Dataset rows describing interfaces
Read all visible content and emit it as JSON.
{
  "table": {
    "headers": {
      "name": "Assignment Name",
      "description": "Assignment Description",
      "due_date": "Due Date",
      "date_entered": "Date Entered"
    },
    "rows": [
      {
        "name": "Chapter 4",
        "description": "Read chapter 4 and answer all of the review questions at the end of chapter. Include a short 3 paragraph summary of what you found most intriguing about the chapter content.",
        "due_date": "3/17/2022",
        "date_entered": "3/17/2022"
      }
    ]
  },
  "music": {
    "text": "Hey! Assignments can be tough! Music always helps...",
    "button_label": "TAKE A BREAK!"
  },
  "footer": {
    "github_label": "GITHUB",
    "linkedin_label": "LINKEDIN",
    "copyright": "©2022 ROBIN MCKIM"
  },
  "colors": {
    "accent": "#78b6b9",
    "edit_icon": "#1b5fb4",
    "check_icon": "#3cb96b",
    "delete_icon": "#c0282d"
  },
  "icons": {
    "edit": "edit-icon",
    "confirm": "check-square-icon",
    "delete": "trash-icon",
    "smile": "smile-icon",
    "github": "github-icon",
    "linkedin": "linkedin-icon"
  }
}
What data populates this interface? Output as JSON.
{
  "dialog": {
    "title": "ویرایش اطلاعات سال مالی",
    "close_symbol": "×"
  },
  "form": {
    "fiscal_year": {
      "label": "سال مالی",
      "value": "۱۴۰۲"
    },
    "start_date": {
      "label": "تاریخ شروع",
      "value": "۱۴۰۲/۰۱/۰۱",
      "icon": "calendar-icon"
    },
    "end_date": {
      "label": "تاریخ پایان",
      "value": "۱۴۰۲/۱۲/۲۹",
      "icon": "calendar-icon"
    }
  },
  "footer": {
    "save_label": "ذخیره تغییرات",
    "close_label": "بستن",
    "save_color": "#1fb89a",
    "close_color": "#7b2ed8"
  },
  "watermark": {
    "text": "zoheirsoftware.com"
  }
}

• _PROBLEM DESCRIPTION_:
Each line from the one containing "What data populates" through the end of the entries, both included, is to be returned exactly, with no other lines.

• _ANSWER FOR THIS EXERCISE_:
What data populates this interface? Output as JSON.
{
  "dialog": {
    "title": "ویرایش اطلاعات سال مالی",
    "close_symbol": "×"
  },
  "form": {
    "fiscal_year": {
      "label": "سال مالی",
      "value": "۱۴۰۲"
    },
    "start_date": {
      "label": "تاریخ شروع",
      "value": "۱۴۰۲/۰۱/۰۱",
      "icon": "calendar-icon"
    },
    "end_date": {
      "label": "تاریخ پایان",
      "value": "۱۴۰۲/۱۲/۲۹",
      "icon": "calendar-icon"
    }
  },
  "footer": {
    "save_label": "ذخیره تغییرات",
    "close_label": "بستن",
    "save_color": "#1fb89a",
    "close_color": "#7b2ed8"
  },
  "watermark": {
    "text": "zoheirsoftware.com"
  }
}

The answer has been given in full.